Problem description
Which of the lines in the listing that follows hold "JSON"? Pull each one out.

Material for this task

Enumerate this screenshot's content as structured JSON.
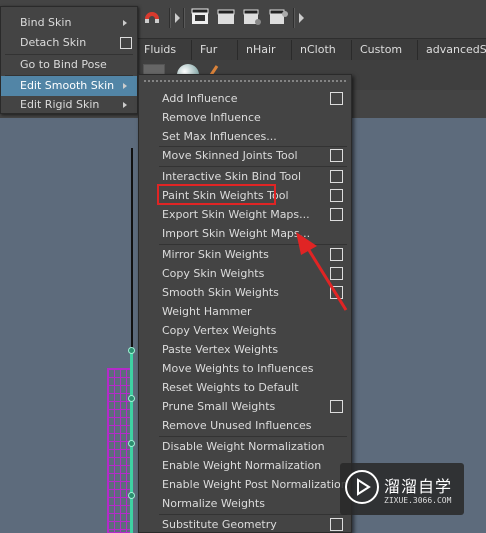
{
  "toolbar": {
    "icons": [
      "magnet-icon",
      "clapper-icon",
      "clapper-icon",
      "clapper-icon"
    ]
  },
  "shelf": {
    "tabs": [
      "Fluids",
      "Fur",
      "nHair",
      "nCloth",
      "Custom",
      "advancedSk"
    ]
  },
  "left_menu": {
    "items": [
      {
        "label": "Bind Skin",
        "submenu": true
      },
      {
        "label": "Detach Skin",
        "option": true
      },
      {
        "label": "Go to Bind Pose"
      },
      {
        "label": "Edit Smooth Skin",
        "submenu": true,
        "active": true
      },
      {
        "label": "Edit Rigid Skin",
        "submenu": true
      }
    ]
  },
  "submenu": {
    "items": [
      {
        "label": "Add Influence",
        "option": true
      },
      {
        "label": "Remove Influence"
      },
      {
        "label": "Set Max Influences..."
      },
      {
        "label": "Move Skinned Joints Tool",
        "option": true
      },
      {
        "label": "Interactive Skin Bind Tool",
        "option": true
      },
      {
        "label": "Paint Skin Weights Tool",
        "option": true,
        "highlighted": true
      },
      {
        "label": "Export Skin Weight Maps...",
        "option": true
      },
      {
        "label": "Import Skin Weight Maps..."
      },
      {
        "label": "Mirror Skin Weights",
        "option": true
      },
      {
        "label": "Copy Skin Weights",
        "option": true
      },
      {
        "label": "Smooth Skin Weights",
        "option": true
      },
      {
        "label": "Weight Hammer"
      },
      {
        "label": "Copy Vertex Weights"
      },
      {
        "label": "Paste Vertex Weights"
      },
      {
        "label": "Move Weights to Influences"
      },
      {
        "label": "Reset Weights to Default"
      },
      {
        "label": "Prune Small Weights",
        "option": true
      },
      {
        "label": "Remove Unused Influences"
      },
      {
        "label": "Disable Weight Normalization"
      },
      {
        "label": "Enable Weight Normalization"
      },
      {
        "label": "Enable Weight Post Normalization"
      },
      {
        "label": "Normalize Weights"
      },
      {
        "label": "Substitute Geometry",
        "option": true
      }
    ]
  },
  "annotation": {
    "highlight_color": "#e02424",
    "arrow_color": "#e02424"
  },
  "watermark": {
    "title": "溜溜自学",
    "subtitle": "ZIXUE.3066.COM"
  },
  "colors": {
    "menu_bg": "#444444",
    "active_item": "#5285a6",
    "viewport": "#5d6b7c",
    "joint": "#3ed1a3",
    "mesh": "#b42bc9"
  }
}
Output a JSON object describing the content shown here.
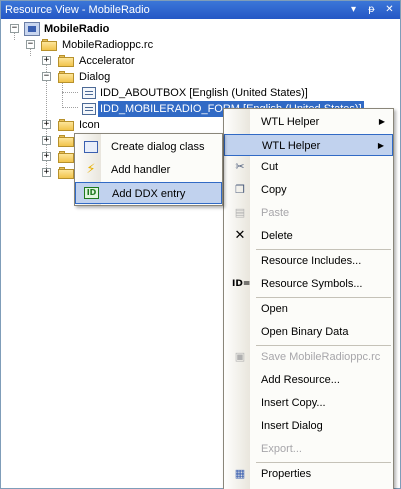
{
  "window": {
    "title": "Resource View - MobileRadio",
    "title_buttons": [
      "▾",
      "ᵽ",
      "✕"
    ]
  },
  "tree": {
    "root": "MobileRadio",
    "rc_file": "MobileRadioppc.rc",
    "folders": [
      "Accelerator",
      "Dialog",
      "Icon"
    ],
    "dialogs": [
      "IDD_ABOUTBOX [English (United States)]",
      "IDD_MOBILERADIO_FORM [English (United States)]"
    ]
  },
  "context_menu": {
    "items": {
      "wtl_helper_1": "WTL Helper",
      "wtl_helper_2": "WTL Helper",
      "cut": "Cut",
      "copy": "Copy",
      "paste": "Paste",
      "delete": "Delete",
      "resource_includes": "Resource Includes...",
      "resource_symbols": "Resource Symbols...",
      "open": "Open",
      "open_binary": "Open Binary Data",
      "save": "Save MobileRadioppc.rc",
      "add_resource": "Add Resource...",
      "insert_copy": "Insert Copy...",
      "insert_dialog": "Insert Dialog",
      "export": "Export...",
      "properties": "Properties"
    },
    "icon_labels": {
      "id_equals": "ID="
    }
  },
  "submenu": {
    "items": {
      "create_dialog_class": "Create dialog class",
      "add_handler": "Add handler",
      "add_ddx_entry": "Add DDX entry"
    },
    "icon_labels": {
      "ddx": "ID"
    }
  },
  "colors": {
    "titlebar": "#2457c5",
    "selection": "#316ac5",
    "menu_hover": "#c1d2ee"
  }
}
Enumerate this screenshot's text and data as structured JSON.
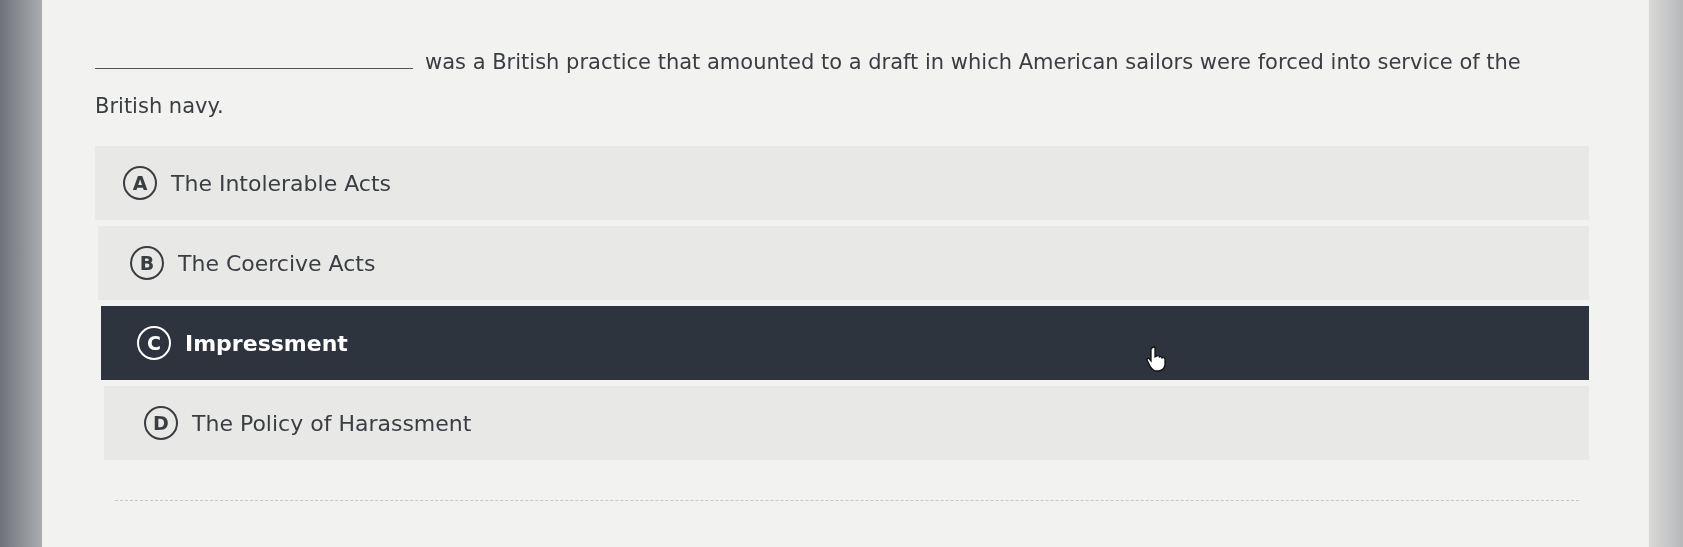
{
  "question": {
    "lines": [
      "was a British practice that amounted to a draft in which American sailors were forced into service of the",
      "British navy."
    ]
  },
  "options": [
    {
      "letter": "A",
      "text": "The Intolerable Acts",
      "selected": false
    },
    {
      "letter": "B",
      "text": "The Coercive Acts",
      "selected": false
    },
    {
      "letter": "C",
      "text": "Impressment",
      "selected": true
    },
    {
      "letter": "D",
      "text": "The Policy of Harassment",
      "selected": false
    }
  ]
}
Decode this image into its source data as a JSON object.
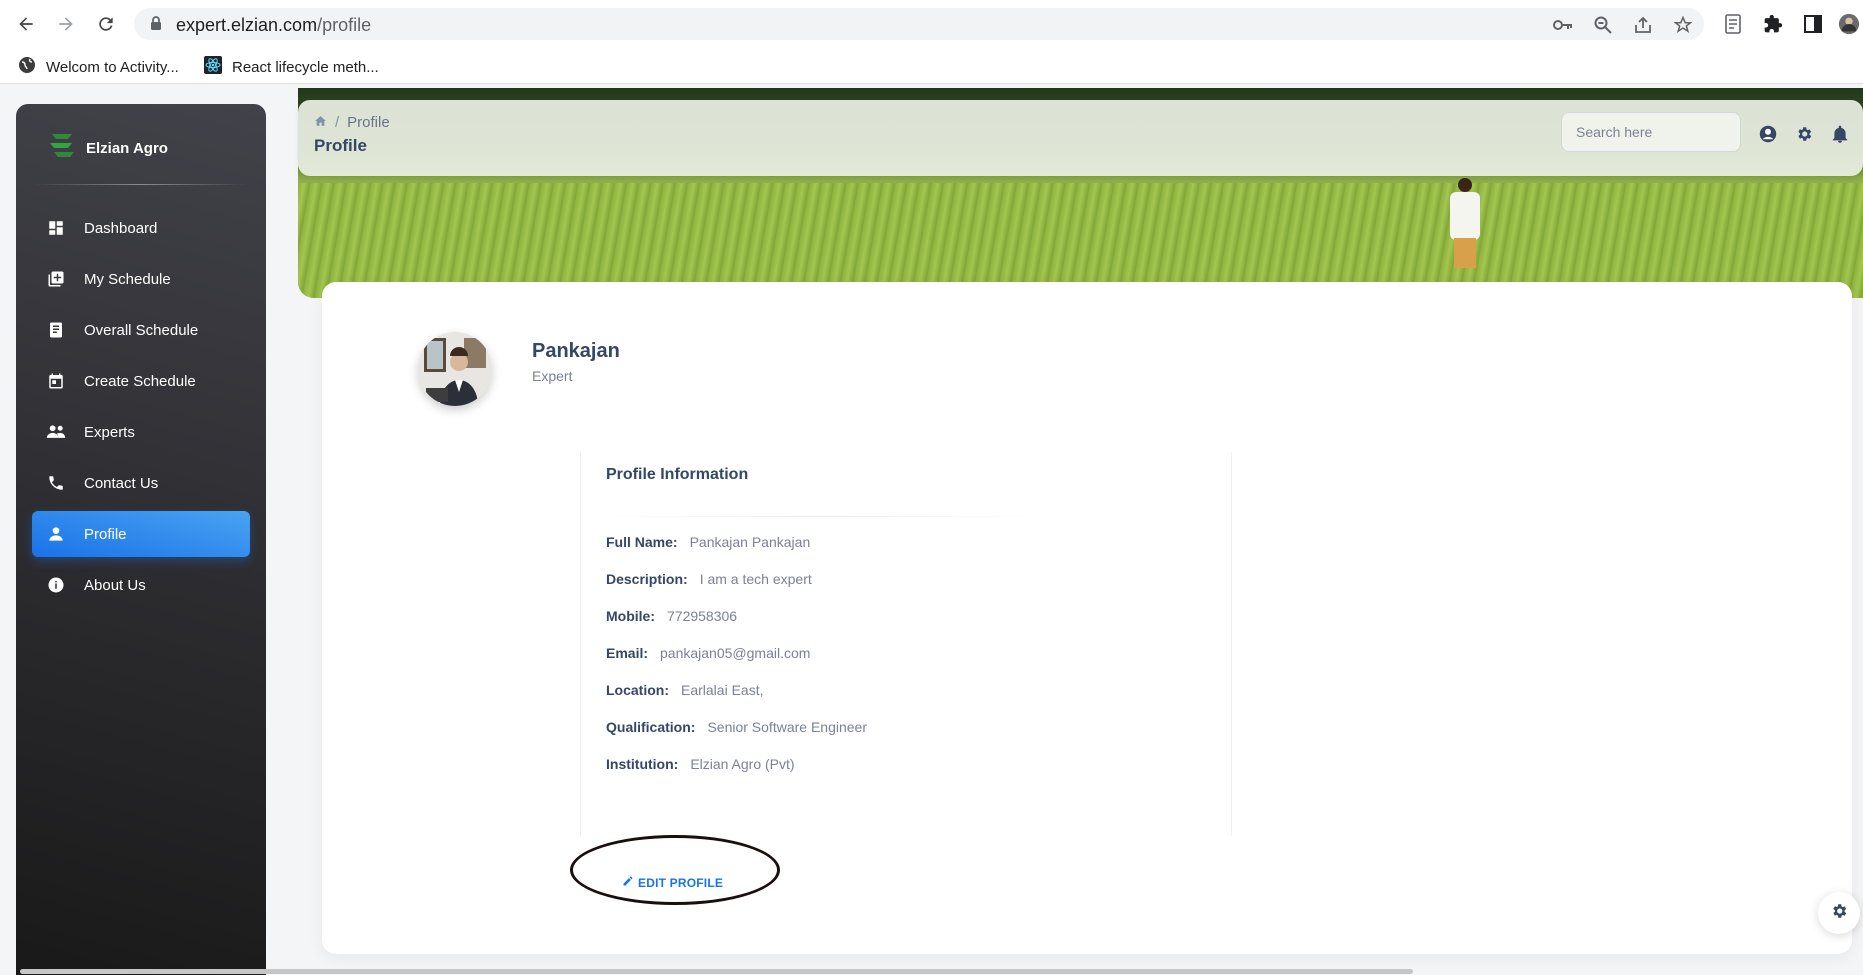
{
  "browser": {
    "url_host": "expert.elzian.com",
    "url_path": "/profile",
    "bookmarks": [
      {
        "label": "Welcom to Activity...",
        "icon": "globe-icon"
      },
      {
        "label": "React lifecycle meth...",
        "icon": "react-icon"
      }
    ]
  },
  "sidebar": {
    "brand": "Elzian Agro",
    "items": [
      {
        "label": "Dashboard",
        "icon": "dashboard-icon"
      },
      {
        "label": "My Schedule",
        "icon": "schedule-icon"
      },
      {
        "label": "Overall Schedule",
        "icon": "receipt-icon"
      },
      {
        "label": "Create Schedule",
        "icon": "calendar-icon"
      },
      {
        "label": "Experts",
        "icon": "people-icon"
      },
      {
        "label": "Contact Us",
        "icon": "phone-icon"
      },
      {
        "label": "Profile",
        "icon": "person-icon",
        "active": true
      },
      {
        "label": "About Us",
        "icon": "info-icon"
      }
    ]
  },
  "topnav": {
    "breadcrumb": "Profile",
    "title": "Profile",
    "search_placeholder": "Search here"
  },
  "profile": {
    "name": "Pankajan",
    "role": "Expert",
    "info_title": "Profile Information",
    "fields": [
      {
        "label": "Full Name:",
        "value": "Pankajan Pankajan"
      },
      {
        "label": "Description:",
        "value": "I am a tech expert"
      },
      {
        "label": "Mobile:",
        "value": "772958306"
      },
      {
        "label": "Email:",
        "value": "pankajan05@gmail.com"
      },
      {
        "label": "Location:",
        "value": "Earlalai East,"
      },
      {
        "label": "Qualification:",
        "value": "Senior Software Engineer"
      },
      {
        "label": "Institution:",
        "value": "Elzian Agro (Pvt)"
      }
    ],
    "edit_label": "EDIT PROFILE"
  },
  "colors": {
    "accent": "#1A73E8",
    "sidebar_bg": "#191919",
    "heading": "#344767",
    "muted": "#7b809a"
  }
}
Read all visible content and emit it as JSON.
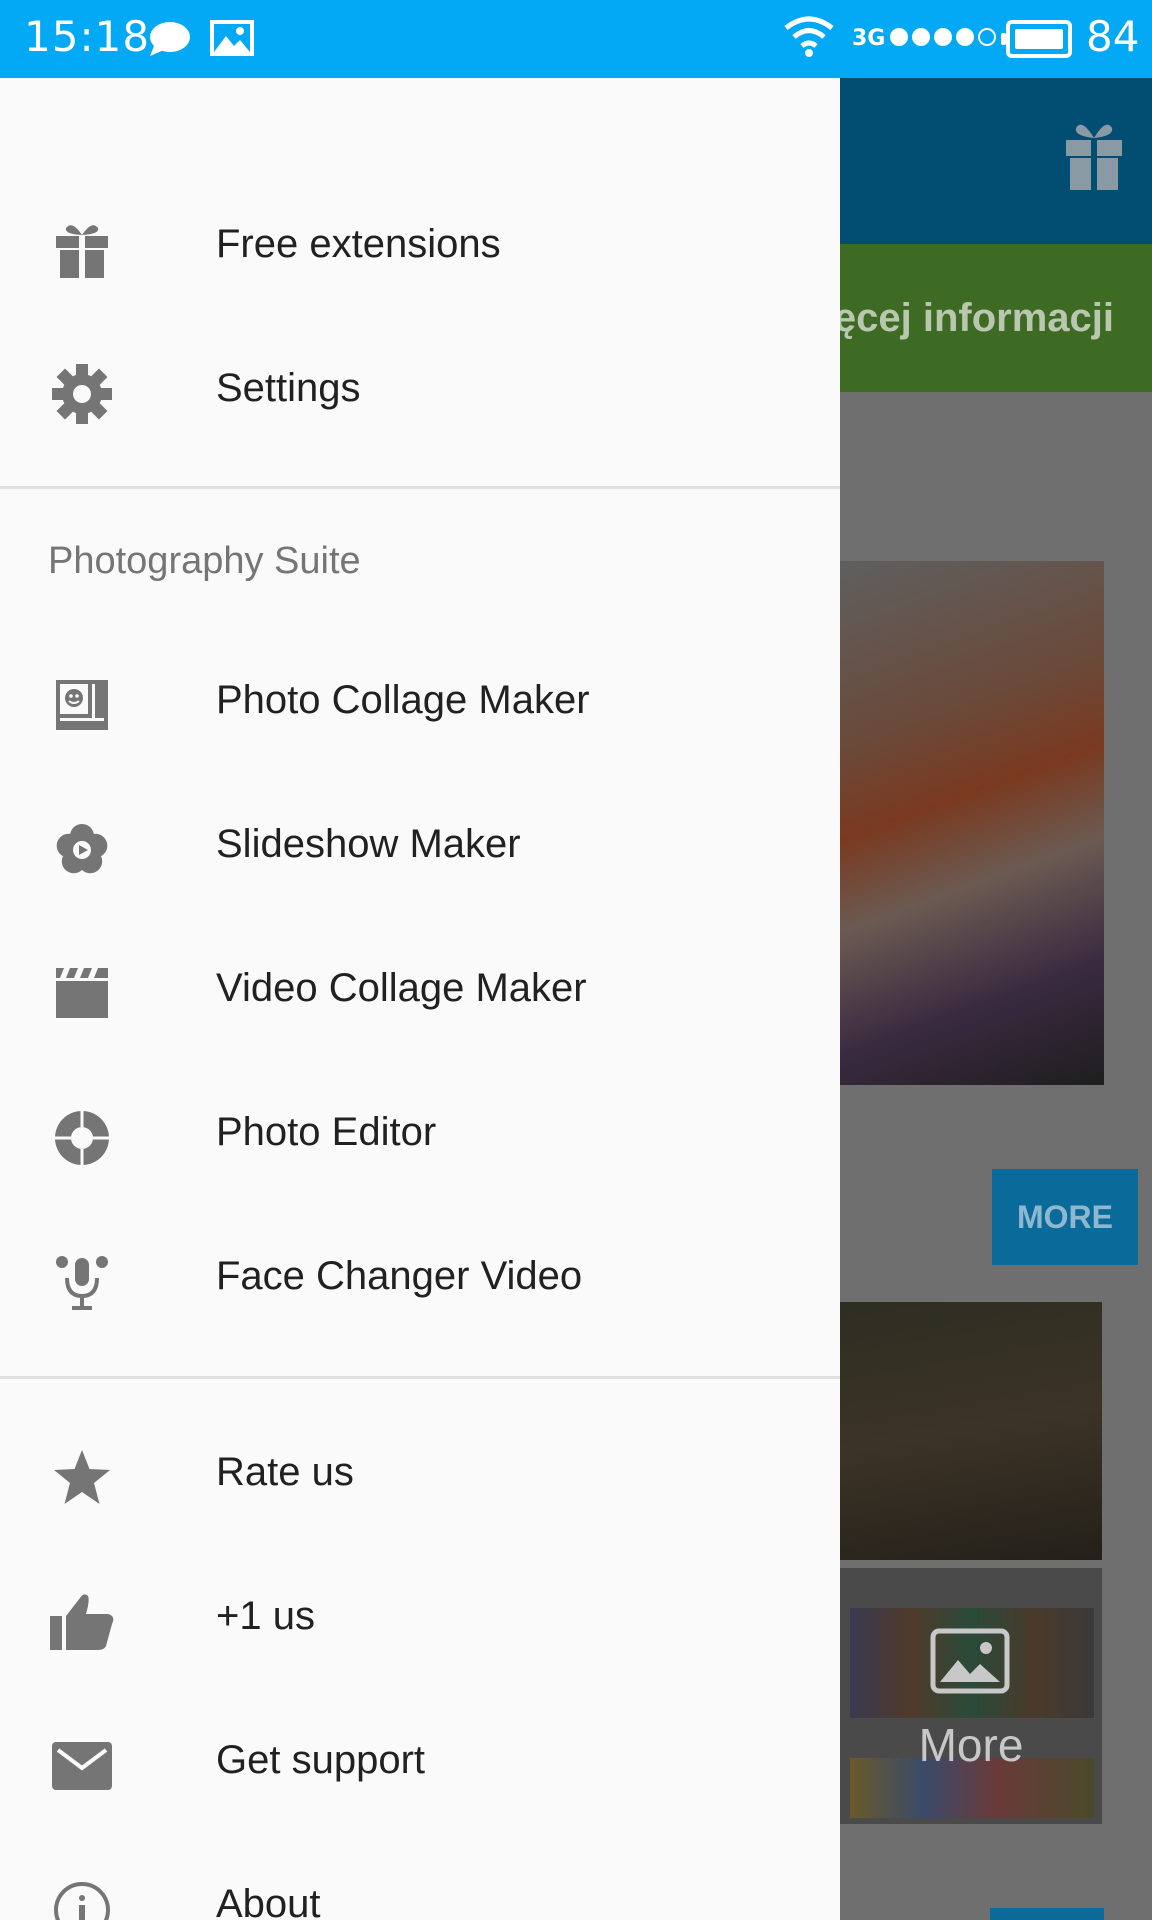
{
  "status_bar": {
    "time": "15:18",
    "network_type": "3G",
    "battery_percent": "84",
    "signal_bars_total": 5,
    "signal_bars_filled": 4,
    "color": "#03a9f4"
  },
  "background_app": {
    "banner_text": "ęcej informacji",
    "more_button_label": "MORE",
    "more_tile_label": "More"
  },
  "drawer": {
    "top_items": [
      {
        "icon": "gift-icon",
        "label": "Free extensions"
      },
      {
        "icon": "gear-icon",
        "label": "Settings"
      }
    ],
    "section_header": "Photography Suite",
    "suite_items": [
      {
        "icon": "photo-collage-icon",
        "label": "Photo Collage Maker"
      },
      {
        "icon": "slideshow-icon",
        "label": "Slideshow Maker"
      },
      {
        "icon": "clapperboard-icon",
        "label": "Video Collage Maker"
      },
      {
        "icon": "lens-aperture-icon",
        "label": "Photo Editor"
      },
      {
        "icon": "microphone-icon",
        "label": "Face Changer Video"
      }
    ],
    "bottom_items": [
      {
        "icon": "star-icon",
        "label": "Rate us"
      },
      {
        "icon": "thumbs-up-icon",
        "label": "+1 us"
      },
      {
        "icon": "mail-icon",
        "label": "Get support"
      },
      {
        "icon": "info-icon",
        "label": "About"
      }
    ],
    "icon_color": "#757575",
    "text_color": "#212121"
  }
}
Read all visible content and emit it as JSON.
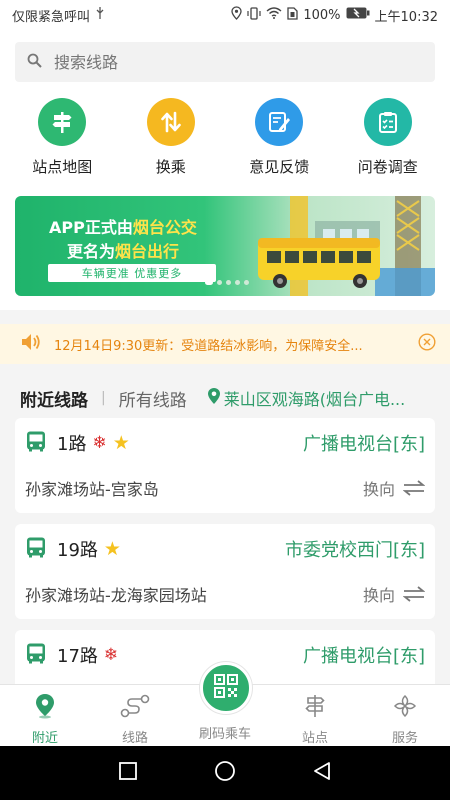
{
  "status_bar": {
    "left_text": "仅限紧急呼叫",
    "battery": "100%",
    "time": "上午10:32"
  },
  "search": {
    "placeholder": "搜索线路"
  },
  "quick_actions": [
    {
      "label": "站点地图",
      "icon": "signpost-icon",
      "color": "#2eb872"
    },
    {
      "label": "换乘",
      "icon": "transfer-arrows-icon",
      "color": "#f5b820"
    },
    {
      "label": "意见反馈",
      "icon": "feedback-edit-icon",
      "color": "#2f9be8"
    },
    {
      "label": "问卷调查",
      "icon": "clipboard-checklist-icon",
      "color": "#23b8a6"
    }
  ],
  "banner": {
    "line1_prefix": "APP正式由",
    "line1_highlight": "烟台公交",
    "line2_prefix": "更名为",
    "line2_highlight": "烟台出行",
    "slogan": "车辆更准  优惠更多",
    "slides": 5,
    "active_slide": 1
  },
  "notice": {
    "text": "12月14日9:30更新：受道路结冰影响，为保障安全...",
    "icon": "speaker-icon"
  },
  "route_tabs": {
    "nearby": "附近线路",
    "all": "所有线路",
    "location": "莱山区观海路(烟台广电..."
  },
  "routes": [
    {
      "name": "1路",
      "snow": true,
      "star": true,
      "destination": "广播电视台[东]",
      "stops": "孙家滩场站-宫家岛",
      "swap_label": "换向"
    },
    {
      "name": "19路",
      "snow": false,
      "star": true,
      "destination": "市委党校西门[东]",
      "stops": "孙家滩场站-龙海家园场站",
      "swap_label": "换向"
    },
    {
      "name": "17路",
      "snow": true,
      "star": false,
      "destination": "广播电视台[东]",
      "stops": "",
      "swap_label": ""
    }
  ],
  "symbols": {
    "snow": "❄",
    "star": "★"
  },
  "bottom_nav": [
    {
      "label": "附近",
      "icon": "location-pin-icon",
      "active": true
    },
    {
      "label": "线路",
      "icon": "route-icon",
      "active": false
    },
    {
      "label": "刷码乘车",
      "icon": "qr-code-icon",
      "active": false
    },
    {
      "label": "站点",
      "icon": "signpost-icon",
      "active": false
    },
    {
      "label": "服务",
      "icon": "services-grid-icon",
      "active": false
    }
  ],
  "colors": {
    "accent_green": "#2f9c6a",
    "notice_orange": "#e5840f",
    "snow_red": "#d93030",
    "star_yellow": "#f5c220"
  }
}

Task output
Enumerate this screenshot's content as structured JSON.
Output a JSON object describing the content shown here.
Enumerate this screenshot's text and data as structured JSON.
Decode this image into its source data as a JSON object.
Read all visible content and emit it as JSON.
Read all visible content and emit it as JSON.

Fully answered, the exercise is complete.